PROBLEM:
A word-for-word repetition of the records beneath this task is the expected answer.
START DATA SUPPLIED
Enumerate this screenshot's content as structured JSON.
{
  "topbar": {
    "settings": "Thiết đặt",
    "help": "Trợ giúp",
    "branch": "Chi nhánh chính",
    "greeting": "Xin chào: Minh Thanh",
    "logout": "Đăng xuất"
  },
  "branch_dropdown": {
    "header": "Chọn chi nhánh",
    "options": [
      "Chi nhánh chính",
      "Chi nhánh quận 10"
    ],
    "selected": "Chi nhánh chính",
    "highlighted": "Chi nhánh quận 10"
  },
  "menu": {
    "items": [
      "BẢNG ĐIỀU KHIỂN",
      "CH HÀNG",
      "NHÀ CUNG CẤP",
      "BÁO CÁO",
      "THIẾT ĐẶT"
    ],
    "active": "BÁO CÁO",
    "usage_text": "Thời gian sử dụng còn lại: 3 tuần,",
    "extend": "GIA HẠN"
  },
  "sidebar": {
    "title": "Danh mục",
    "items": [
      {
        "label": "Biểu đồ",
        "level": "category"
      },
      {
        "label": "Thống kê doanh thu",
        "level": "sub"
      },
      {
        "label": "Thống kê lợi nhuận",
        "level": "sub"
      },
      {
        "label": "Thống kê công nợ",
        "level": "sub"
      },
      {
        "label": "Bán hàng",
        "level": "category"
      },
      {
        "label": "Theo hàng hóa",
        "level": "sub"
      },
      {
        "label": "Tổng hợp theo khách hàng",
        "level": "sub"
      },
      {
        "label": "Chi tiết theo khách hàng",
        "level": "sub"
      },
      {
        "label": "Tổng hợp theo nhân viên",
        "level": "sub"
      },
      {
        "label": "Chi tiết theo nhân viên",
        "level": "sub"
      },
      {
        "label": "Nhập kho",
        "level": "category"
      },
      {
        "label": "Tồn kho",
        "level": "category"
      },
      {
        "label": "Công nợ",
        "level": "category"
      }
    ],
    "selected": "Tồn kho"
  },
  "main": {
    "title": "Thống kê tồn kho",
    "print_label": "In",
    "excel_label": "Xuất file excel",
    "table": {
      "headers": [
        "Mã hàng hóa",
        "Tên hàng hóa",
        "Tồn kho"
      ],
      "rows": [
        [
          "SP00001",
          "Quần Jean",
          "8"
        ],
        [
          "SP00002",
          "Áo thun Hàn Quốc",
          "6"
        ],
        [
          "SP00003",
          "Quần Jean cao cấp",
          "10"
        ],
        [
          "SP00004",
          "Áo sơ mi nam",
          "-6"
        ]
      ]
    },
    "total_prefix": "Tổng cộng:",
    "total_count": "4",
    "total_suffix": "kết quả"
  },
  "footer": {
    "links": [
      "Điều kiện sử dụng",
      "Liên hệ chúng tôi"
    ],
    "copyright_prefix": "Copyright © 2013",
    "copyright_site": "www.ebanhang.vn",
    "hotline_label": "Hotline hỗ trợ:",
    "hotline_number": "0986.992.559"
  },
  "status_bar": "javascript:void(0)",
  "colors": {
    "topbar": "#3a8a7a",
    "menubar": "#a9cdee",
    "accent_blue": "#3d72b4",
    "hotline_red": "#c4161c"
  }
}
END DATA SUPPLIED
SOLUTION TO THIS EXERCISE:
Enumerate this screenshot's content as structured JSON.
{
  "topbar": {
    "settings": "Thiết đặt",
    "help": "Trợ giúp",
    "branch": "Chi nhánh chính",
    "greeting": "Xin chào: Minh Thanh",
    "logout": "Đăng xuất"
  },
  "branch_dropdown": {
    "header": "Chọn chi nhánh",
    "options": [
      "Chi nhánh chính",
      "Chi nhánh quận 10"
    ],
    "selected": "Chi nhánh chính",
    "highlighted": "Chi nhánh quận 10"
  },
  "menu": {
    "items": [
      "BẢNG ĐIỀU KHIỂN",
      "CH HÀNG",
      "NHÀ CUNG CẤP",
      "BÁO CÁO",
      "THIẾT ĐẶT"
    ],
    "active": "BÁO CÁO",
    "usage_text": "Thời gian sử dụng còn lại: 3 tuần,",
    "extend": "GIA HẠN"
  },
  "sidebar": {
    "title": "Danh mục",
    "items": [
      {
        "label": "Biểu đồ",
        "level": "category"
      },
      {
        "label": "Thống kê doanh thu",
        "level": "sub"
      },
      {
        "label": "Thống kê lợi nhuận",
        "level": "sub"
      },
      {
        "label": "Thống kê công nợ",
        "level": "sub"
      },
      {
        "label": "Bán hàng",
        "level": "category"
      },
      {
        "label": "Theo hàng hóa",
        "level": "sub"
      },
      {
        "label": "Tổng hợp theo khách hàng",
        "level": "sub"
      },
      {
        "label": "Chi tiết theo khách hàng",
        "level": "sub"
      },
      {
        "label": "Tổng hợp theo nhân viên",
        "level": "sub"
      },
      {
        "label": "Chi tiết theo nhân viên",
        "level": "sub"
      },
      {
        "label": "Nhập kho",
        "level": "category"
      },
      {
        "label": "Tồn kho",
        "level": "category"
      },
      {
        "label": "Công nợ",
        "level": "category"
      }
    ],
    "selected": "Tồn kho"
  },
  "main": {
    "title": "Thống kê tồn kho",
    "print_label": "In",
    "excel_label": "Xuất file excel",
    "table": {
      "headers": [
        "Mã hàng hóa",
        "Tên hàng hóa",
        "Tồn kho"
      ],
      "rows": [
        [
          "SP00001",
          "Quần Jean",
          "8"
        ],
        [
          "SP00002",
          "Áo thun Hàn Quốc",
          "6"
        ],
        [
          "SP00003",
          "Quần Jean cao cấp",
          "10"
        ],
        [
          "SP00004",
          "Áo sơ mi nam",
          "-6"
        ]
      ]
    },
    "total_prefix": "Tổng cộng:",
    "total_count": "4",
    "total_suffix": "kết quả"
  },
  "footer": {
    "links": [
      "Điều kiện sử dụng",
      "Liên hệ chúng tôi"
    ],
    "copyright_prefix": "Copyright © 2013",
    "copyright_site": "www.ebanhang.vn",
    "hotline_label": "Hotline hỗ trợ:",
    "hotline_number": "0986.992.559"
  },
  "status_bar": "javascript:void(0)",
  "colors": {
    "topbar": "#3a8a7a",
    "menubar": "#a9cdee",
    "accent_blue": "#3d72b4",
    "hotline_red": "#c4161c"
  }
}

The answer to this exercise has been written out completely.